As I’m sure many of you have read, the past 12 months has seen the topic of ‘designers in the boardroom’ gaining momentum. Simultaneously, the consultancy bit of my service design consultancy has never been in higher demand.
In the increasingly disrupted era of digital, businesses across sectors are waking up to the fact that lowered barriers to entry, enable start ups to nibble away at their birthright. As a result they’ve started to look for more fit for purpose partners for help rather than the traditional management consultancy approach. This is where the design bit of design consultancy comes into its own.
So what is it about being a designer that means we’re the ideal candidates to help these businesses navigate this landscape? Here are some of the skills we can bring to a newly welcoming boardroom table:
- Being nimble – we have the ability to quickly give shape to something in a tangible form in order to galvanise the organisation we’re trying to help.
- Bringing meaning to information – we make sense of all the data that bombards people in all aspects of their lives.

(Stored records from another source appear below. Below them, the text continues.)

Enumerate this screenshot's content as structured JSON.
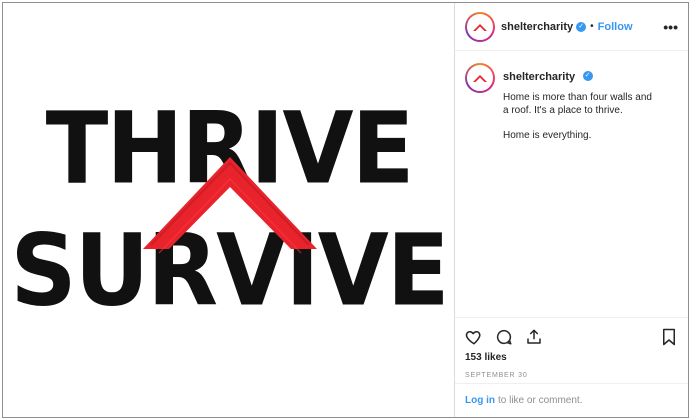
{
  "post": {
    "image": {
      "word_top": "THRIVE",
      "word_bottom": "SURVIVE",
      "mark_color": "#e8232c"
    },
    "header": {
      "username": "sheltercharity",
      "separator": "•",
      "follow_label": "Follow",
      "more_label": "•••"
    },
    "caption": {
      "username": "sheltercharity",
      "line1": "Home is more than four walls and a roof. It's a place to thrive.",
      "line2": "Home is everything."
    },
    "actions": {
      "icons": [
        "heart-icon",
        "comment-icon",
        "share-icon",
        "bookmark-icon"
      ],
      "likes": "153 likes",
      "date": "SEPTEMBER 30"
    },
    "login": {
      "link_label": "Log in",
      "suffix": "to like or comment."
    },
    "colors": {
      "accent": "#3897f0",
      "brand": "#e8232c",
      "text": "#262626",
      "muted": "#8e8e8e"
    }
  }
}
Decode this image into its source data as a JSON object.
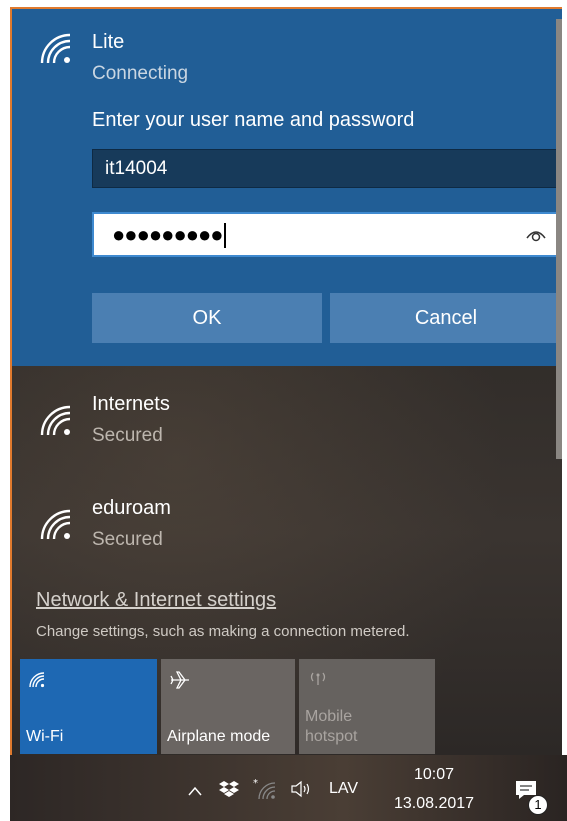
{
  "connecting_network": {
    "name": "Lite",
    "status": "Connecting",
    "prompt": "Enter your user name and password",
    "username_value": "it14004",
    "password_masked": "●●●●●●●●●",
    "ok_label": "OK",
    "cancel_label": "Cancel"
  },
  "networks": [
    {
      "name": "Internets",
      "status": "Secured"
    },
    {
      "name": "eduroam",
      "status": "Secured"
    }
  ],
  "settings": {
    "link_label": "Network & Internet settings",
    "description": "Change settings, such as making a connection metered."
  },
  "quick_actions": {
    "wifi_label": "Wi-Fi",
    "airplane_label": "Airplane mode",
    "hotspot_label_line1": "Mobile",
    "hotspot_label_line2": "hotspot"
  },
  "taskbar": {
    "language": "LAV",
    "time": "10:07",
    "date": "13.08.2017",
    "notification_count": "1"
  },
  "colors": {
    "accent": "#215e96",
    "button": "#4b7fb2",
    "wifi_tile": "#1e68b3"
  }
}
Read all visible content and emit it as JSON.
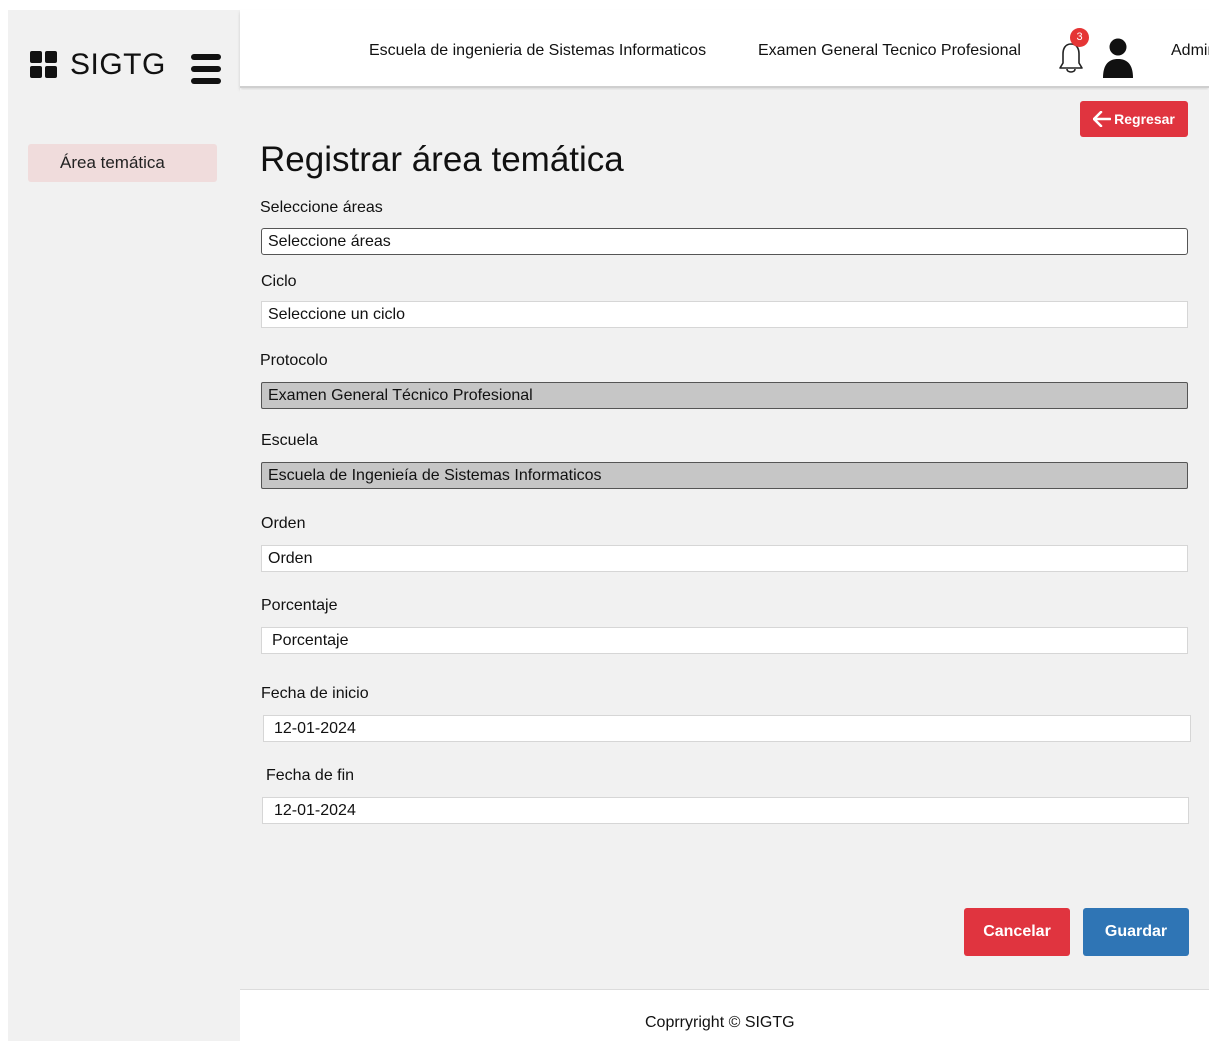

- Putting the user at the heart of our decision-making – involving our clients’ customers in the design process, whilst at the same time being able to provide new and valuable experiences that help them in their lives.
- Taking a lateral view – finding solutions that wouldn’t have been uncovered by more conventional approaches.
This is all great, but what does it mean for the role of the designer?
My belief is that in order for us to be credible and to therefore really be able to help companies going through this transition, it requires designers to do a certain amount of growing up.
It’s no longer enough to hide behind the plea, ‘I’m the designer’….and leave it to someone else to navigate the more complex client requirements.
The truth is, the divide between designers and clients is ever diminishing. If we want to be able to help transform businesses and get meaningful services out to market, being able to guide our clients and take a design to delivery is something more and more of us will need to do.
This means that we will need to learn some new skills; negotiating, storytelling, organising, inspiring, influencing and most importantly listening, will become essential strings to our bows.
The rate of change is happening more quickly than we can pick up these skills through the usual route of education plus hard won experience. This means there is a dearth of really great, deep and rounded designers out there who can also hold their own running very difficult and often job-critical projects.
So, this blog post is an appeal really, if you’re out there, have great design capabilities and are keen to grow some management chops, do it now and do it fast. We’re going to need you!